- _Source records_

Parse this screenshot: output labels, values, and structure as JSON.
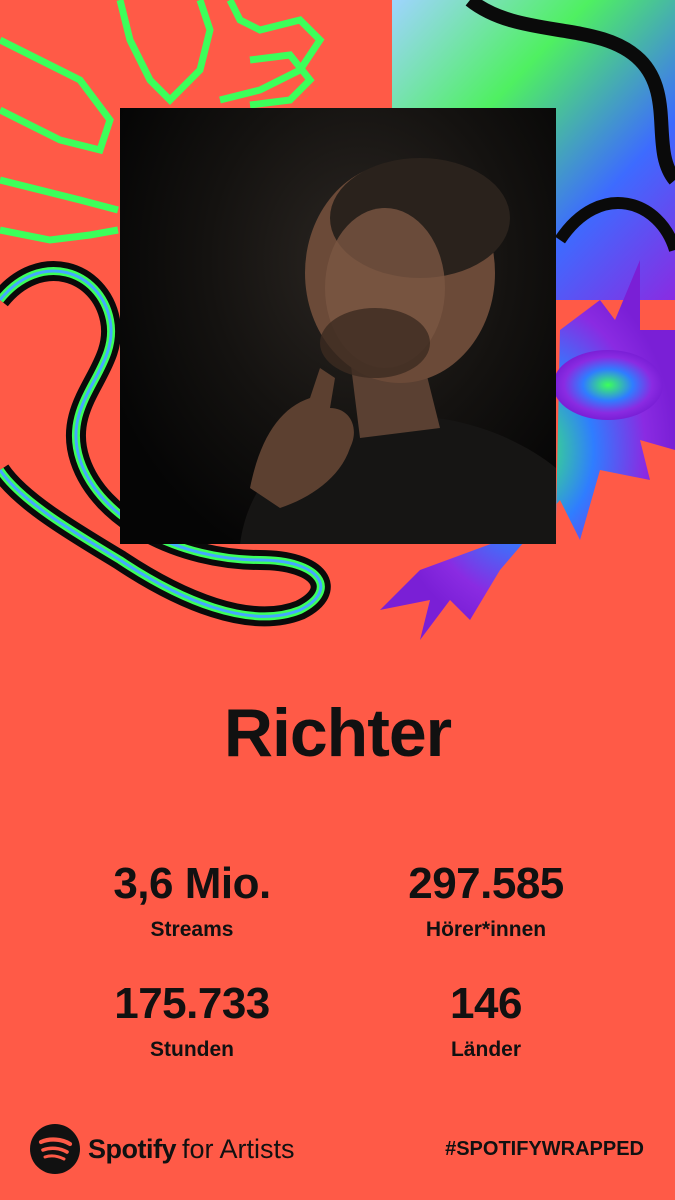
{
  "artist": {
    "name": "Richter"
  },
  "stats": [
    {
      "value": "3,6 Mio.",
      "label": "Streams"
    },
    {
      "value": "297.585",
      "label": "Hörer*innen"
    },
    {
      "value": "175.733",
      "label": "Stunden"
    },
    {
      "value": "146",
      "label": "Länder"
    }
  ],
  "footer": {
    "brand": "Spotify",
    "brand_suffix": "for Artists",
    "hashtag": "#SPOTIFYWRAPPED"
  },
  "icons": {
    "logo": "spotify-logo-icon"
  },
  "colors": {
    "background": "#ff5a47",
    "text": "#111111",
    "neon_green": "#3cff5a",
    "purple": "#8a2be2",
    "blue": "#3d6bff"
  }
}
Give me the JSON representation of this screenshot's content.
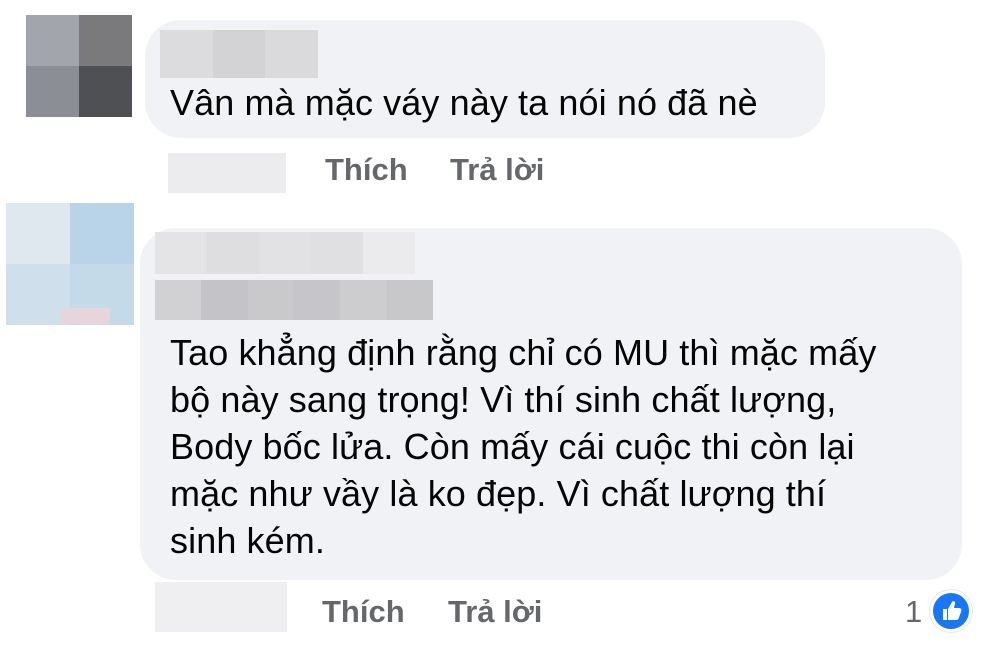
{
  "comments": [
    {
      "text": "Vân mà mặc váy này ta nói nó đã nè",
      "actions": {
        "like": "Thích",
        "reply": "Trả lời"
      }
    },
    {
      "text_lines": [
        "Tao khẳng định rằng chỉ có MU thì mặc mấy",
        "bộ này sang trọng! Vì thí sinh chất lượng,",
        "Body bốc lửa. Còn mấy cái cuộc thi còn lại",
        "mặc như vầy là ko đẹp. Vì chất lượng thí",
        "sinh kém."
      ],
      "actions": {
        "like": "Thích",
        "reply": "Trả lời"
      },
      "reactions": {
        "count": "1",
        "icon": "like-thumb-icon",
        "color": "#1877f2"
      }
    }
  ],
  "colors": {
    "bubble": "#f0f2f5",
    "action_text": "#65676b",
    "text": "#050505"
  }
}
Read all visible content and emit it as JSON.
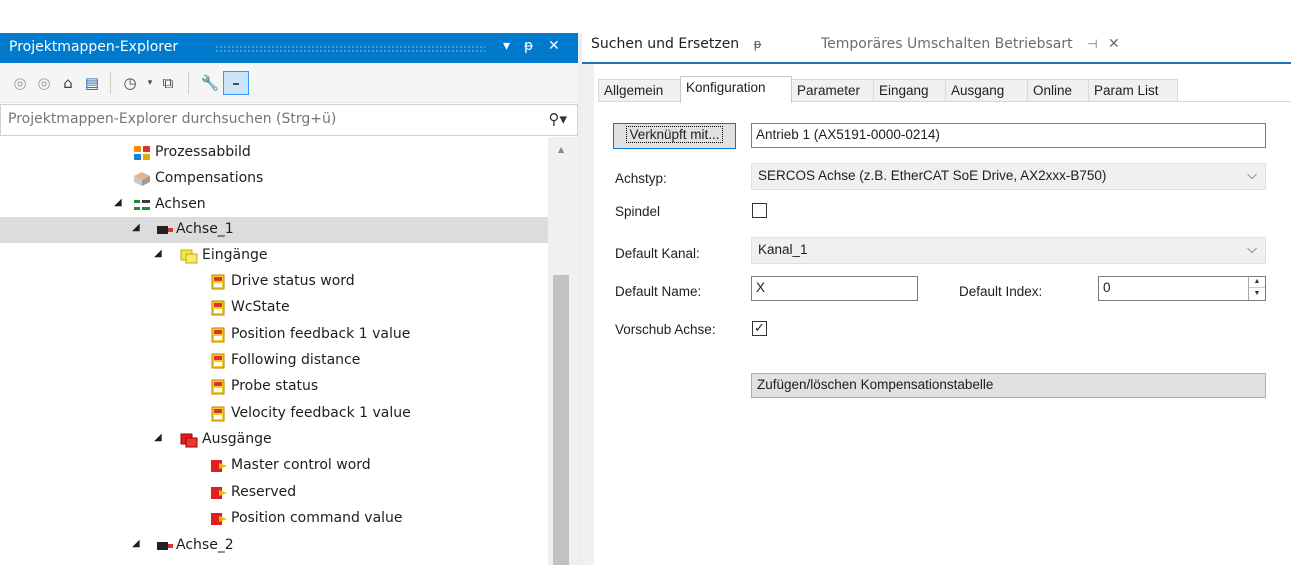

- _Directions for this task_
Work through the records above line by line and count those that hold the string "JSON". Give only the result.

- _Your solution_
3